# The problem:
Within the records, find every line that includes the word "gpio" and copy it.

---------- Supplied material

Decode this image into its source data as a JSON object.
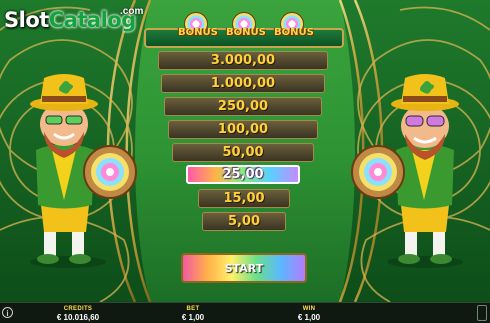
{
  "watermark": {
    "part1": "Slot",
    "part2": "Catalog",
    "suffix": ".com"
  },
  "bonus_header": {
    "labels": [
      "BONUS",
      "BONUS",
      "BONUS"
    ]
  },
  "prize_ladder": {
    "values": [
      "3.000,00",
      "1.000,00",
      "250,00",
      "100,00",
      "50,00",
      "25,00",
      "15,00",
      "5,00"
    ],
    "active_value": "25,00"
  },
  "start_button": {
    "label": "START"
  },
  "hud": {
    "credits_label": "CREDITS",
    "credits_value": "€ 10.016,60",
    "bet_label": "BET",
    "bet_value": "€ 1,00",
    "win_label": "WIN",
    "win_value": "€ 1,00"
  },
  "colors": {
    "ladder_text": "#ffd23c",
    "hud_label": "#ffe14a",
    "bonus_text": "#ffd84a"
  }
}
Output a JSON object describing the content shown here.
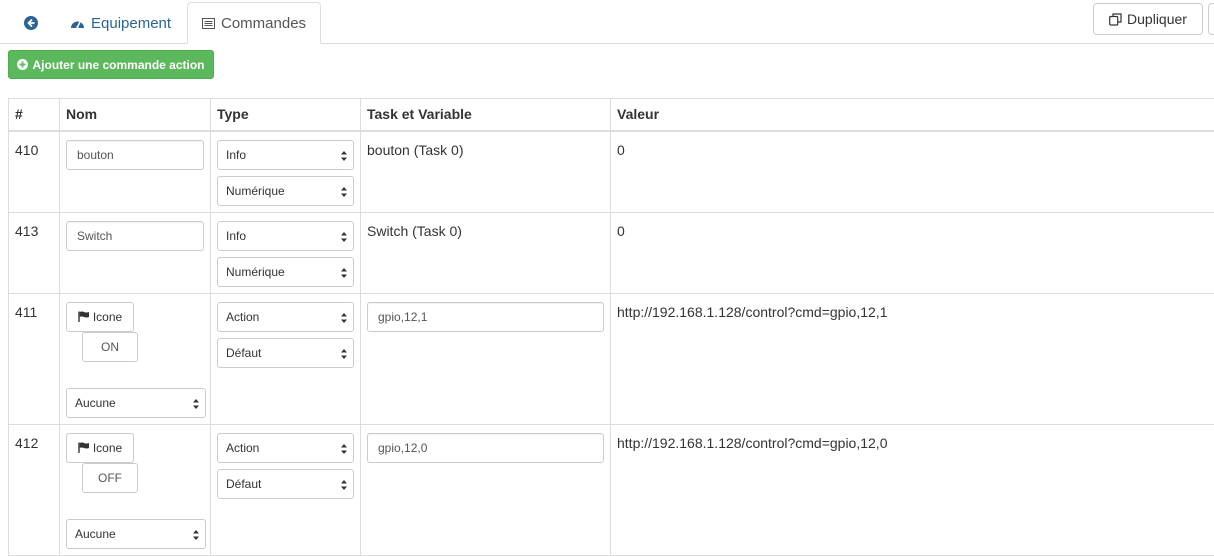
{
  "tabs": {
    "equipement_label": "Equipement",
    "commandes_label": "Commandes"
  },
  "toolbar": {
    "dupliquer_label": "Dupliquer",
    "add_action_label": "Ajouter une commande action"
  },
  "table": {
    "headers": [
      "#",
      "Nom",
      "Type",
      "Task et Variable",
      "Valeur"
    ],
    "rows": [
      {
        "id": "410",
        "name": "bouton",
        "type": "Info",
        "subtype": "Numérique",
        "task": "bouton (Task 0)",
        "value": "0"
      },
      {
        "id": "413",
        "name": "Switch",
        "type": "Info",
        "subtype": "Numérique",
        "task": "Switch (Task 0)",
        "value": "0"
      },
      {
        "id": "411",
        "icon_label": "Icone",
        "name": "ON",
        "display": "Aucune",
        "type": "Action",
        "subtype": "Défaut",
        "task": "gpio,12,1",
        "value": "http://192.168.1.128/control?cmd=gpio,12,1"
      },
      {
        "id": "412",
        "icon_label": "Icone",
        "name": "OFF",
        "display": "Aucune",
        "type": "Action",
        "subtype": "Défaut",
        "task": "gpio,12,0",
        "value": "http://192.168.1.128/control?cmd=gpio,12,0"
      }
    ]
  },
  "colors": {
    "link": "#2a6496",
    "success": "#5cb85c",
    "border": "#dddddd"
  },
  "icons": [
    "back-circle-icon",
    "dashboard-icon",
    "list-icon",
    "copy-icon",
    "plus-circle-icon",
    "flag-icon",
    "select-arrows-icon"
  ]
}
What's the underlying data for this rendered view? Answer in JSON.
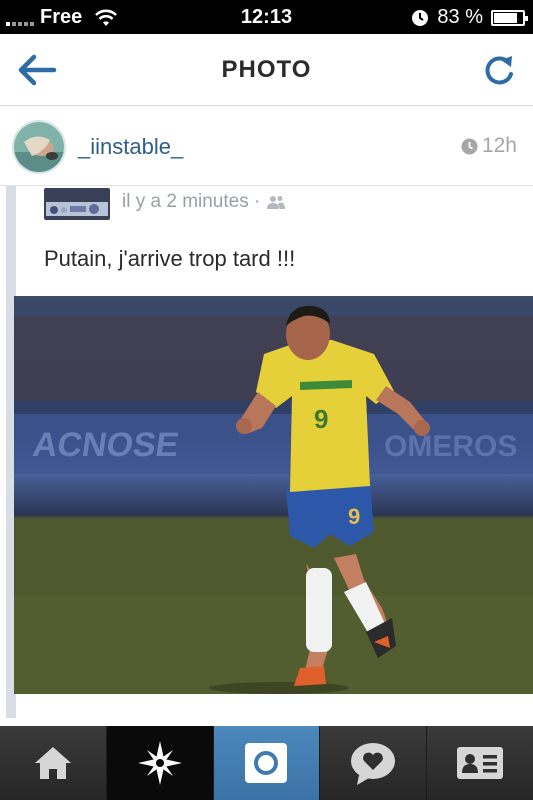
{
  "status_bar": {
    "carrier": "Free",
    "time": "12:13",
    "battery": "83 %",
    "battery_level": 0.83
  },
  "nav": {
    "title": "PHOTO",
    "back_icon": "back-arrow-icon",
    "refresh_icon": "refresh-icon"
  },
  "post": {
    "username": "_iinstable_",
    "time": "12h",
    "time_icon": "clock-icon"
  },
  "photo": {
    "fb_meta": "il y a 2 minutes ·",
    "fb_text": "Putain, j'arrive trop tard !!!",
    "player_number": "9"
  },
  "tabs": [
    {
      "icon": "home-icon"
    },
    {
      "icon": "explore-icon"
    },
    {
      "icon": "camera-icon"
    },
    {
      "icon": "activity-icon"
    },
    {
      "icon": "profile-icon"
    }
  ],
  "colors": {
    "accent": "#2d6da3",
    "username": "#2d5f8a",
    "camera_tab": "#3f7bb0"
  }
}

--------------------

# Solution below:
        "task": "gpio,12,1",
        "value": "http://192.168.1.128/control?cmd=gpio,12,1"
        "task": "gpio,12,0",
        "value": "http://192.168.1.128/control?cmd=gpio,12,0"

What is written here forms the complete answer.